This change has performed something of a minor miracle: bringing atheists and evangelicals together in common cause. Atheists are outraged that Green is messing with what they see as an anthem for their cause, while evangelicals object to his view that all religions are true.
December 29th, 2011
01:51 PM ET
By Eric Weisbrod, CNN
(CNN)-– He may be clean shaven, but Orthodox Jewish reggae star Matisyahu still has the energy, passion and talent as when he donned a traditional Hasidic beard.
Playing at the 9:30 Club in Washington, DC Wednesday night on his “Festival of Light” tour, Matisyahu’s set included his hits “King Without a Crown,” “Jerusalem” and his Hanukkah song "Miracle.”
The stage featured a giant rotating disco ball in the shape of a dreidel, the four-sided spinning top played during Hanukkah.
December 13th, 2011
05:45 PM ET
By Jessica Ravitz, CNN
(CNN) - Think Matisyahu, and there’s an image: A man in a long beard, sidelocks and a skullcap – an obviously and deeply religious man who became a music sensation, blending reggae and hip hop with the most traditional of Jewish themes.
But hear that record scratching to a stop?
The man behind the music issued a big statement Tuesday, when he blasted over Twitter the image of who he is now, thanks to a razor.
September 26th, 2011
05:00 AM ET
By Eric Marrapodi, CNN Belief Blog Co-Editor
(CNN) - Justin Bieber is one of the world's most famous pop stars but is also decidedly more Jesusy than his day job might lead some to believe.
When the young Canadian-born singer burst onto the scene, he was discovered in part by singing Christian songs on YouTube. But that is just the beginning of Bieber's faith journey, spelled out in a new book on the young star.
Cathleen Falsani sarcastically self-proclaims she is the "pre-eminent Justin Bieber scholar in North America."
Falsani has penned "Belieber! Fame, Faith, and the Heart of Justin Bieber," a book exploring the faith life of the tween sensation.
July 1st, 2011
05:00 AM ET

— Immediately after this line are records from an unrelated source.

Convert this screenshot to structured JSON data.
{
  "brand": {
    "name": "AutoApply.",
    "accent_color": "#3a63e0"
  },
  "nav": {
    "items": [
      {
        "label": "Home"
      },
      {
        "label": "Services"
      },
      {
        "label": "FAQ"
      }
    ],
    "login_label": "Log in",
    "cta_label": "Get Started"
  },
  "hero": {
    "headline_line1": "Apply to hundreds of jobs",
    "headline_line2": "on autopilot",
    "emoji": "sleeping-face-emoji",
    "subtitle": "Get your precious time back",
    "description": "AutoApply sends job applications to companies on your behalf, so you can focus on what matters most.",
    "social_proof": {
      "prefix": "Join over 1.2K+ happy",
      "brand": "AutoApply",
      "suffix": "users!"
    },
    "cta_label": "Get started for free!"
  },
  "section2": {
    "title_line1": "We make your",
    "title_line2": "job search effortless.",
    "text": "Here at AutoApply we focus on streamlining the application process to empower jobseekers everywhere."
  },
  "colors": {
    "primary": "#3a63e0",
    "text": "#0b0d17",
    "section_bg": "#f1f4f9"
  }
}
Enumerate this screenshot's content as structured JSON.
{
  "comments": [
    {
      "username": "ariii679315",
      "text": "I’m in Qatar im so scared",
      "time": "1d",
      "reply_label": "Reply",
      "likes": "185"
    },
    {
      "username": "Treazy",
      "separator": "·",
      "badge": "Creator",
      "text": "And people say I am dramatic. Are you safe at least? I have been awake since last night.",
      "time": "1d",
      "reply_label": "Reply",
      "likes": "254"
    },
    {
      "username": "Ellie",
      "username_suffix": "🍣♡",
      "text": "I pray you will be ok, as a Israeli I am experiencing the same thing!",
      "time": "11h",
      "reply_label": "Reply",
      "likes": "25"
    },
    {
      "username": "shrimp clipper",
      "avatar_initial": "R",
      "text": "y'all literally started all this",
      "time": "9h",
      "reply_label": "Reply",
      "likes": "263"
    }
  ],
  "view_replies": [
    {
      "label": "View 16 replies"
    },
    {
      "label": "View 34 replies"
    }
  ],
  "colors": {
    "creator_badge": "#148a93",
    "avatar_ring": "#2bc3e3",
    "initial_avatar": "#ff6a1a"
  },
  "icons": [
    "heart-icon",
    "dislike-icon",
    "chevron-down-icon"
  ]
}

Editor's Note: Craig Groeschel is the founder and senior pastor of LifeChurch.tv. He, his wife, Amy, and their six children live in Edmond, Okla., where LifeChurch.tv began in 1996. A bestselling author, his latest new book is called "WEIRD: Because Normal Isn’t Working."
By Craig Groeschel, Special to CNN
Like millions of people, I Twitter, Facebook and blog. Though I hesitate to admit it, I even take my iPhone into the bathroom with me — just in case I need to do a little extra business (pun intended). Since we live in a tech-savvy world, our church, LifeChurch.tv, loves to leverage technology to spread the message of faith in Christ.
Our church was honored to create The Bible App, a free tool to help people engage with God’s word. The Bible App has been installed on more than 19 million unique devices (and counting). And last year alone, our Church Online services drew nearly 3 million unique visits.
About this blog
The CNN Belief Blog covers the faith angles of the day's biggest stories, from breaking news to politics to entertainment, fostering a global conversation about the role of religion and belief in readers' lives. It's edited by CNN's Daniel Burke with contributions from Eric Marrapodi and CNN's worldwide news gathering team.